*** Opening of Input ***
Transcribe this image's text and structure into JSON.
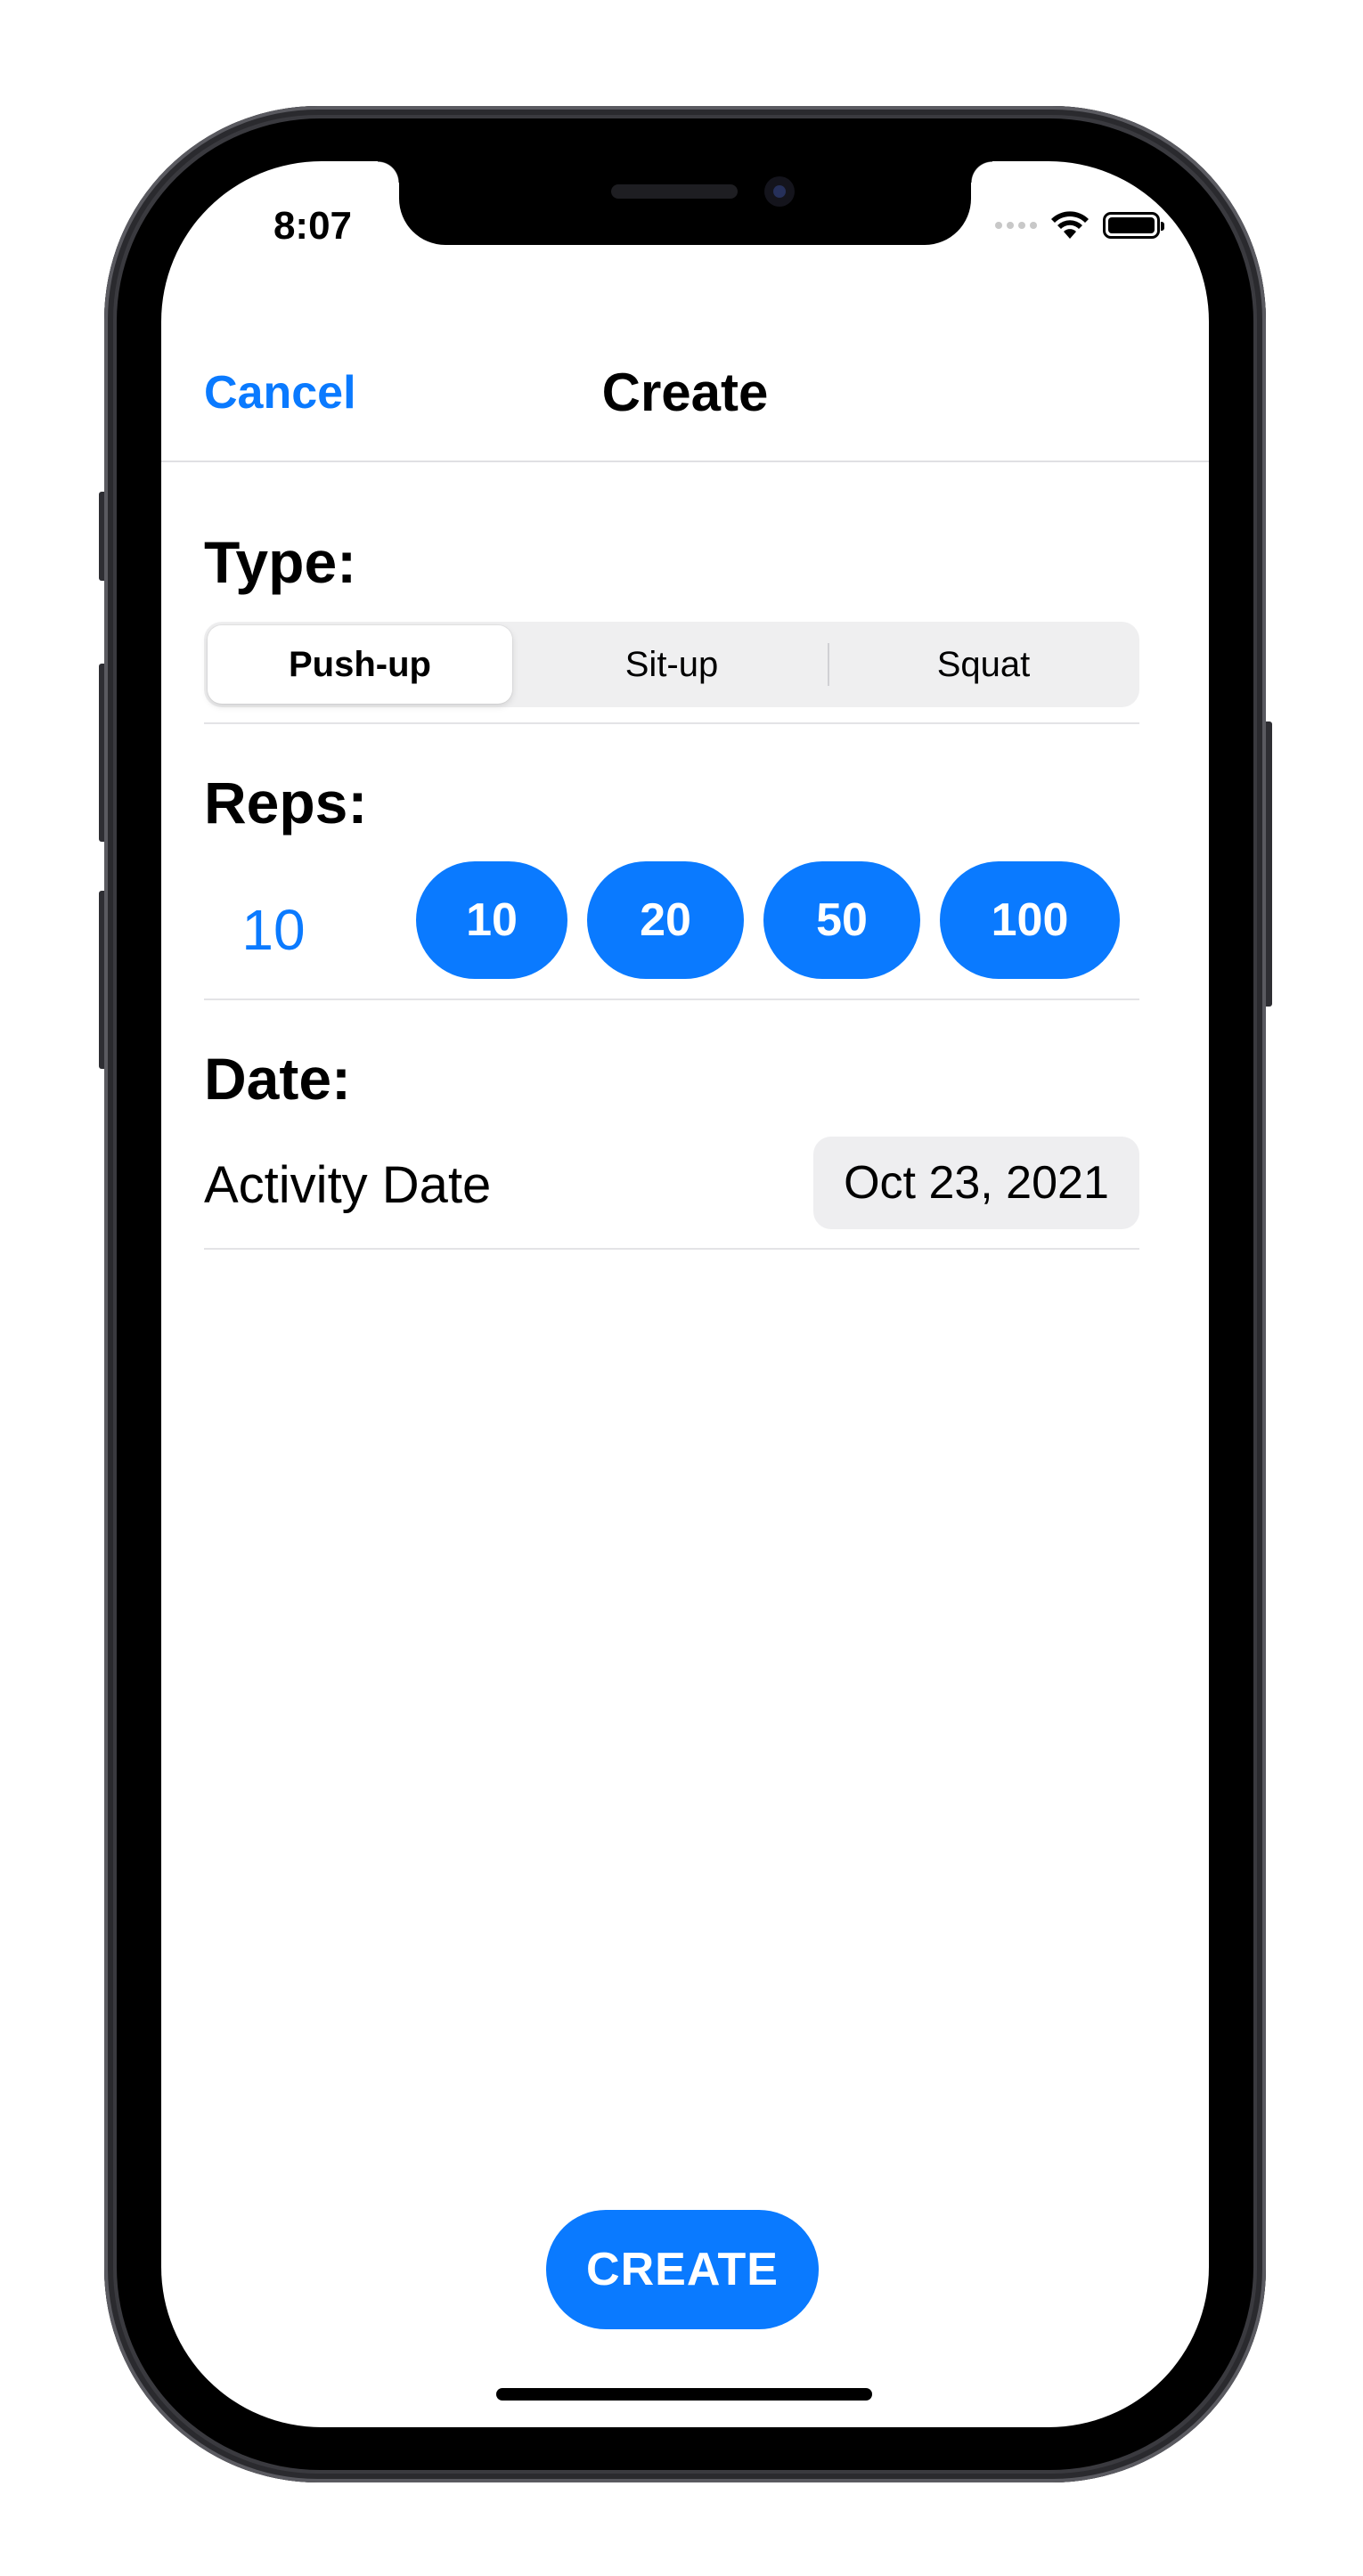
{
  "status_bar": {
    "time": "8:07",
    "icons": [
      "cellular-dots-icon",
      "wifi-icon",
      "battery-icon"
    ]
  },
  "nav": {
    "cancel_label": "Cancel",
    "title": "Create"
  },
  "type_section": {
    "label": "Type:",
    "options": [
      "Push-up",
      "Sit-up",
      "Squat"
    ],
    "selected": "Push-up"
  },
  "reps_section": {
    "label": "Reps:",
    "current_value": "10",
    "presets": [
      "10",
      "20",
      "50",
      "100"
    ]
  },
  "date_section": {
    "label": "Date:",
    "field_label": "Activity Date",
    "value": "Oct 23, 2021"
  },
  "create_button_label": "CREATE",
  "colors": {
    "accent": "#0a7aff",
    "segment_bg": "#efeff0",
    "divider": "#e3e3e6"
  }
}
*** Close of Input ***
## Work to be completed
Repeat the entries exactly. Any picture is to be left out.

## Task response
Transcribe this image's text and structure into JSON.
{
  "status_bar": {
    "time": "8:07",
    "icons": [
      "cellular-dots-icon",
      "wifi-icon",
      "battery-icon"
    ]
  },
  "nav": {
    "cancel_label": "Cancel",
    "title": "Create"
  },
  "type_section": {
    "label": "Type:",
    "options": [
      "Push-up",
      "Sit-up",
      "Squat"
    ],
    "selected": "Push-up"
  },
  "reps_section": {
    "label": "Reps:",
    "current_value": "10",
    "presets": [
      "10",
      "20",
      "50",
      "100"
    ]
  },
  "date_section": {
    "label": "Date:",
    "field_label": "Activity Date",
    "value": "Oct 23, 2021"
  },
  "create_button_label": "CREATE",
  "colors": {
    "accent": "#0a7aff",
    "segment_bg": "#efeff0",
    "divider": "#e3e3e6"
  }
}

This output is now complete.